That group played hard and had a great time in the process.
I was thinking of those boys when I read about all the grief Seattle Mariners’ general manager, Zack Zduriencik, is getting for spending $240 million to sign Robinson Cano for 10 years.
I’ll do the math for you: that works out to $148,200 per game (or about $50,000 per hour) if Mr. Cano plays every game.
This is not another rant about the absurdity and misguided values of a society that pays a baseball player as much for an hour of baseball as we pay a teacher or first responder for a full year of work that changes and saves lives. (If you want to see me get up on that soapbox you’ll have to buy me a beer).
This is a perfectly logical commentary on some head scratching scientific research about the curious relationship between compensation and performance.
Baseball is in the entertainment industry where the expectation is that star players are worth upwards of a quarter of a billion because they attract customers thereby increasing the sales of tickets, hats, hot dogs and advertising.
Those of us who are not in the entertainment business have to use a different metric to measure the return on compensation expenditures. We want to know how compensation is related to motivation and performance.
We want to know if we pay someone more will they perform better?
Everyone has to earn a living. If you are not financially stable or you feel like you are not being paid fairly this will create anxiety and anger which diminishes motivation and interferes with productivity. That’s consistent with common sense.

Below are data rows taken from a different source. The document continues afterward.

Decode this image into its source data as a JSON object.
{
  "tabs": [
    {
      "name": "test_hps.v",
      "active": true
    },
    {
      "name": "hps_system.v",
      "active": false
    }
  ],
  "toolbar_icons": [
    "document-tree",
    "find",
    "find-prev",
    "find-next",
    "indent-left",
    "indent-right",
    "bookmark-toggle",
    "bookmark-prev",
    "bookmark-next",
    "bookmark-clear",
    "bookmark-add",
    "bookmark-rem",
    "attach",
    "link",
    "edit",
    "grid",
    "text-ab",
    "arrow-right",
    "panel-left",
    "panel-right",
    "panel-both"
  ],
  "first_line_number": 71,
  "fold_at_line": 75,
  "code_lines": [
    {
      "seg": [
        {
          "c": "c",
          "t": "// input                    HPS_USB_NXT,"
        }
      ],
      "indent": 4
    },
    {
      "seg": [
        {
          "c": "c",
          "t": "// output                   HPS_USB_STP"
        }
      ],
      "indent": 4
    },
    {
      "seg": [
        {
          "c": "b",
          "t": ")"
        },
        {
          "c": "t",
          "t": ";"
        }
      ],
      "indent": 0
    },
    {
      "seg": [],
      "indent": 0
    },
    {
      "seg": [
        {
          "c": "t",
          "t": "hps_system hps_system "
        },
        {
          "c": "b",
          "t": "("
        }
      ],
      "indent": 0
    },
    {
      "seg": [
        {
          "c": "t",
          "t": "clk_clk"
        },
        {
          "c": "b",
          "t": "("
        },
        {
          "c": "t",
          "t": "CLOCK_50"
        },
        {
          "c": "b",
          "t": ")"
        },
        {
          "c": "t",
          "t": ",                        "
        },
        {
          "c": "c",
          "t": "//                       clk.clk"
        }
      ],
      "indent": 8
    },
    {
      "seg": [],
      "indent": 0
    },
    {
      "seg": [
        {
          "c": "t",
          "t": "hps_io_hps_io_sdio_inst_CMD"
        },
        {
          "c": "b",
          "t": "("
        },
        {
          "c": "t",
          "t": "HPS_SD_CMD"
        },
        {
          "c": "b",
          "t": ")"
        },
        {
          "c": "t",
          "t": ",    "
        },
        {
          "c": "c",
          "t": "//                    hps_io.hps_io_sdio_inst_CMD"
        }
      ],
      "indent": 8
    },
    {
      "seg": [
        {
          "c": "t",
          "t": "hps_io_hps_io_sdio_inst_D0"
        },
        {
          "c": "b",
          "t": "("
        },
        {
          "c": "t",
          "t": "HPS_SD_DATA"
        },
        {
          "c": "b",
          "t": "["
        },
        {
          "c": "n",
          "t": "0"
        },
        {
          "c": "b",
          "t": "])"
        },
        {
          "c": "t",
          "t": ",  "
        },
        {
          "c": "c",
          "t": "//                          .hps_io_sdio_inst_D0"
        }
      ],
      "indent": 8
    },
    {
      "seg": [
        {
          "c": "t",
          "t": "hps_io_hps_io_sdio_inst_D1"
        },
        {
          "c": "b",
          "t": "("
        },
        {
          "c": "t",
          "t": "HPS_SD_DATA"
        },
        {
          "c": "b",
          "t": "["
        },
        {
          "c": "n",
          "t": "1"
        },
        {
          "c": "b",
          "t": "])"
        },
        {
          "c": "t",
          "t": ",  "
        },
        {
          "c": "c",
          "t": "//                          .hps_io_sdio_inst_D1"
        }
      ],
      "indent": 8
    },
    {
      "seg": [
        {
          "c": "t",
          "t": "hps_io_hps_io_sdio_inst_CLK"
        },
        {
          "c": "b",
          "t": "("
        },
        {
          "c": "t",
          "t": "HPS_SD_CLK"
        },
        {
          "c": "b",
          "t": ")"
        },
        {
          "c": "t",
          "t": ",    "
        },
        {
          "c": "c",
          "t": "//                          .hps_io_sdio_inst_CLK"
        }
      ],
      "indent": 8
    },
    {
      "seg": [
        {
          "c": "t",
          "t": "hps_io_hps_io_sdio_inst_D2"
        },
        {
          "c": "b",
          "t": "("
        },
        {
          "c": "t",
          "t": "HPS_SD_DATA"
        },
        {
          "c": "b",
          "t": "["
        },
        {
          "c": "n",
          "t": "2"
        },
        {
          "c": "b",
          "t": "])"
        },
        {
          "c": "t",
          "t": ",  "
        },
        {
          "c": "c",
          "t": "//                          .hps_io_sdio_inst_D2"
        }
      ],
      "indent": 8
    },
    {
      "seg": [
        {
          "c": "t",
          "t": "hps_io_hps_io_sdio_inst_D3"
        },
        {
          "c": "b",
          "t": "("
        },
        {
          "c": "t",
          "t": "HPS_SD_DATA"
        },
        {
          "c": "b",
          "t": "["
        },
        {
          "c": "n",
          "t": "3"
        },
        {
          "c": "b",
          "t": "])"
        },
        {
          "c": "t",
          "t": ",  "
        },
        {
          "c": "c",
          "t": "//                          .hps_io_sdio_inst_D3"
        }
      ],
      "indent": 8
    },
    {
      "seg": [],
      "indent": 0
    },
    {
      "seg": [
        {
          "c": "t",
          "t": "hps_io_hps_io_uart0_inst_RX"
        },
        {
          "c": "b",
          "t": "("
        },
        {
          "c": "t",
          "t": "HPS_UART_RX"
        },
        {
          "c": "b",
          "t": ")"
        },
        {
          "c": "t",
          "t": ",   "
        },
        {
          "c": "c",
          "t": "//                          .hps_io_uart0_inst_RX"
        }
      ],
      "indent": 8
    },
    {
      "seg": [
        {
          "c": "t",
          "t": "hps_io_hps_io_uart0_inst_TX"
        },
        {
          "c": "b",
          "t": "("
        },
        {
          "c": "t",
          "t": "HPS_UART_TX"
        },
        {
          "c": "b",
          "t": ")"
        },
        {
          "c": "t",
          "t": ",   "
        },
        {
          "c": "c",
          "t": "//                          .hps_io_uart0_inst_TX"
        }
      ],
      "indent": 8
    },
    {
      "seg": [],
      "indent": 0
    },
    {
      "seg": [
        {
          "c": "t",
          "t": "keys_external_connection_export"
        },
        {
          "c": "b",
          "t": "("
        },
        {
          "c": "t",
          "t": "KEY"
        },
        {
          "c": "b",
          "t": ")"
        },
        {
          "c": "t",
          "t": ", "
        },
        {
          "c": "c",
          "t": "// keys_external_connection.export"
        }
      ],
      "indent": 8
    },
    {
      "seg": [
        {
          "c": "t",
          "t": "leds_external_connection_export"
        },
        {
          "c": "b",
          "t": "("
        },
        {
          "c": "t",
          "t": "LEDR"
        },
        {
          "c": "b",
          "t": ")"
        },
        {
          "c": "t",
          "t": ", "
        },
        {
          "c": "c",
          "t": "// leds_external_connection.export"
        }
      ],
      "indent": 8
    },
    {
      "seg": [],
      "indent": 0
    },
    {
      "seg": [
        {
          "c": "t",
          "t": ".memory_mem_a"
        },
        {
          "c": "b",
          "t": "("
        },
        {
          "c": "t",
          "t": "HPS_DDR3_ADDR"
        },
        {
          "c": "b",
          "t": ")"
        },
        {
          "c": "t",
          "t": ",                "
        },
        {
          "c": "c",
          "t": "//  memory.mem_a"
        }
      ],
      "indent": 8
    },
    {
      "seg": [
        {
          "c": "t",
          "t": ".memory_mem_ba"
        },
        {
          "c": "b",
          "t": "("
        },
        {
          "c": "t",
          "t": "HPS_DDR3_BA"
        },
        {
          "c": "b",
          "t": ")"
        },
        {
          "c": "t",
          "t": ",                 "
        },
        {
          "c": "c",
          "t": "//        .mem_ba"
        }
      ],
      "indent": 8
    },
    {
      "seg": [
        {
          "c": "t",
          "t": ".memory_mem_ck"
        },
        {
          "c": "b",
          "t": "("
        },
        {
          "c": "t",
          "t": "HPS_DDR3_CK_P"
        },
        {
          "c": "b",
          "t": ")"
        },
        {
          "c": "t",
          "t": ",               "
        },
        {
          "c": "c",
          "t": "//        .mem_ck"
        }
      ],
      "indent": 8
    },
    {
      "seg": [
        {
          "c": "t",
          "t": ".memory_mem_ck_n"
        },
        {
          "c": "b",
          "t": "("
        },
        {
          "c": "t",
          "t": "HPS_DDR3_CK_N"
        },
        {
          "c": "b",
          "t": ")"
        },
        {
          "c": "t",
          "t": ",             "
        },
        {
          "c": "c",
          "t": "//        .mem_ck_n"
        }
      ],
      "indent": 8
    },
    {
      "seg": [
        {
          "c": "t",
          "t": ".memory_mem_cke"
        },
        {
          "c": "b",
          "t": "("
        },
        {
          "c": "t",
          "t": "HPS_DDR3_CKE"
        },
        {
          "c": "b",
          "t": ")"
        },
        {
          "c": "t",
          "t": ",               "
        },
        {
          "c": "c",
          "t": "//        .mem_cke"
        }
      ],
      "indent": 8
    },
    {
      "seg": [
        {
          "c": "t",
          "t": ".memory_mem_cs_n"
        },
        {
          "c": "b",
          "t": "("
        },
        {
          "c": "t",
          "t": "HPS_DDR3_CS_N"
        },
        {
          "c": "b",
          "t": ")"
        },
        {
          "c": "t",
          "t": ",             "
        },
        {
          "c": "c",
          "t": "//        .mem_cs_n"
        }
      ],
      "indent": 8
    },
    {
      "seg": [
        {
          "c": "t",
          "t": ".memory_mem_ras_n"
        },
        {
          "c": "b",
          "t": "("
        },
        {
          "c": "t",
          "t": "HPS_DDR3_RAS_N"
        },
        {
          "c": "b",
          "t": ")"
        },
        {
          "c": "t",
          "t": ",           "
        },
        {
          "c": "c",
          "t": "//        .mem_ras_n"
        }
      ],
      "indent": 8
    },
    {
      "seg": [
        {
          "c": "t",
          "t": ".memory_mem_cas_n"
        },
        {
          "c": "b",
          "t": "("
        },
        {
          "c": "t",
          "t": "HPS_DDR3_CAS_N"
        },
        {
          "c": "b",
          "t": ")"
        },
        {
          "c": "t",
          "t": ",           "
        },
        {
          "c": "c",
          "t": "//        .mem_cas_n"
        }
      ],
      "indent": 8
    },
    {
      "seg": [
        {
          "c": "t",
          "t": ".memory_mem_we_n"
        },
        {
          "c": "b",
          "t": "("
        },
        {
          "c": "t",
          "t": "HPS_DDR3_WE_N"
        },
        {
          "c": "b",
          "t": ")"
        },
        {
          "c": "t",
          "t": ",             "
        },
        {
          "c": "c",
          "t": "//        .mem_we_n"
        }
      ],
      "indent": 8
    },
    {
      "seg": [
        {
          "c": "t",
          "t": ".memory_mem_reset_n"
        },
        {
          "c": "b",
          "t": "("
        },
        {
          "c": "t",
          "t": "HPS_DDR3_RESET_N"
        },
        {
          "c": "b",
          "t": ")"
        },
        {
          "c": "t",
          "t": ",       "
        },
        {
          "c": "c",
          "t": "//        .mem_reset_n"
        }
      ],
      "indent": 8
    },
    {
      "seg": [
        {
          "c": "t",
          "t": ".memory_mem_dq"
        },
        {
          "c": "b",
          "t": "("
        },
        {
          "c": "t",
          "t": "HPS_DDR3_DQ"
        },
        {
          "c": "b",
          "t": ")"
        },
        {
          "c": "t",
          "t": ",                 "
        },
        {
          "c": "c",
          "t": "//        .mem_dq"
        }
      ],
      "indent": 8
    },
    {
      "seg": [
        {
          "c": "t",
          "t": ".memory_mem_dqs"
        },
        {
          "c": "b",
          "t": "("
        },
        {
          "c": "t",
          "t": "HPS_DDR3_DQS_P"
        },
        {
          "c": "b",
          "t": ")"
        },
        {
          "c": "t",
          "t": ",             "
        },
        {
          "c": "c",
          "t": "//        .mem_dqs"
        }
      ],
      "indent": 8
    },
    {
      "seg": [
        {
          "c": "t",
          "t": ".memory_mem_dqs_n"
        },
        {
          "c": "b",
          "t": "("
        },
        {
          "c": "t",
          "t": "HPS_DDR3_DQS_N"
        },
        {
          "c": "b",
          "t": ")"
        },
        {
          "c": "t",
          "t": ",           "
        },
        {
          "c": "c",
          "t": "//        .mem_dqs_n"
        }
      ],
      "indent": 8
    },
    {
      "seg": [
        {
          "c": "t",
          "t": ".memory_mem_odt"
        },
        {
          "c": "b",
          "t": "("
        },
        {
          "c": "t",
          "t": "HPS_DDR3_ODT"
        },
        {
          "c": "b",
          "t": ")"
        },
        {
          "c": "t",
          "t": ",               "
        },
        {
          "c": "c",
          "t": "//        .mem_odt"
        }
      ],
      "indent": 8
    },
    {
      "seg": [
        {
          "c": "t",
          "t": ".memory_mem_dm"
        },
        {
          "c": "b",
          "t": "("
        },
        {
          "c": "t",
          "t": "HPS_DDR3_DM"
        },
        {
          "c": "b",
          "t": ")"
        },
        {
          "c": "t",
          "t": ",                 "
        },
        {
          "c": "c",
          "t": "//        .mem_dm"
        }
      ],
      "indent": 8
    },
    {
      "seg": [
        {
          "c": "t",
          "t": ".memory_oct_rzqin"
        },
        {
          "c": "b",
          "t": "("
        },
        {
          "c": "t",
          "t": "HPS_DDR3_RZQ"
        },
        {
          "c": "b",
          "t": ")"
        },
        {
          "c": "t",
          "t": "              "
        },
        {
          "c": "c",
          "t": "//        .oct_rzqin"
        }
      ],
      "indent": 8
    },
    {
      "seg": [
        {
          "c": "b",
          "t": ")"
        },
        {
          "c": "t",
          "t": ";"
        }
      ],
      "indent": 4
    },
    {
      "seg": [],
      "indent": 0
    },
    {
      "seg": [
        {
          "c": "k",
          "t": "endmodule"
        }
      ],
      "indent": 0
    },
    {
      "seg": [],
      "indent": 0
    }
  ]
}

Once you establish an adequate and equitable baseline compensation, however, the research on the value of financial incentives gets a little weird and counterintuitive.
A 2009 analysis by researchers at the London School of Economics that reviewed 51 studies of corporate pay-for-performance plans concluded that: “financial incentives may indeed reduce intrinsic motivation and…result in a negative impact on overall performance.”
How about another strange story from 2009: Microsoft shutting down its Encarta website and conceding the online encyclopedia business to Wikipedia.
How is it possible that a well-compensated team of professional managers, writers and editors was out performed (Encarta’s market share, after 16 years, was barely over 1% versus Wikipedia’s 97%) by a loosely organized group of unpaid people who were writing and editing articles because they enjoyed the work?
Typically organizations spend a lot more time developing optimal compensation systems than they do developing optimal cultures that take into account the psychological factors that influence employee motivation and performance. The research suggests that is a serious mistake.
I have written elsewhere about the pure joy of doing, of being fully involved in a task. No carrots. No sticks. Just the pure pleasure of being absorbed in a task you are interested in, of improving your skills and being part of a supportive team.
That’s the kind of job everyone wants.
Next time you are strategizing about ways to improve motivation and performance don’t forget to factor in the lessons illustrated by 11 and 12 year olds playing their hearts out on a Little League field of dreams.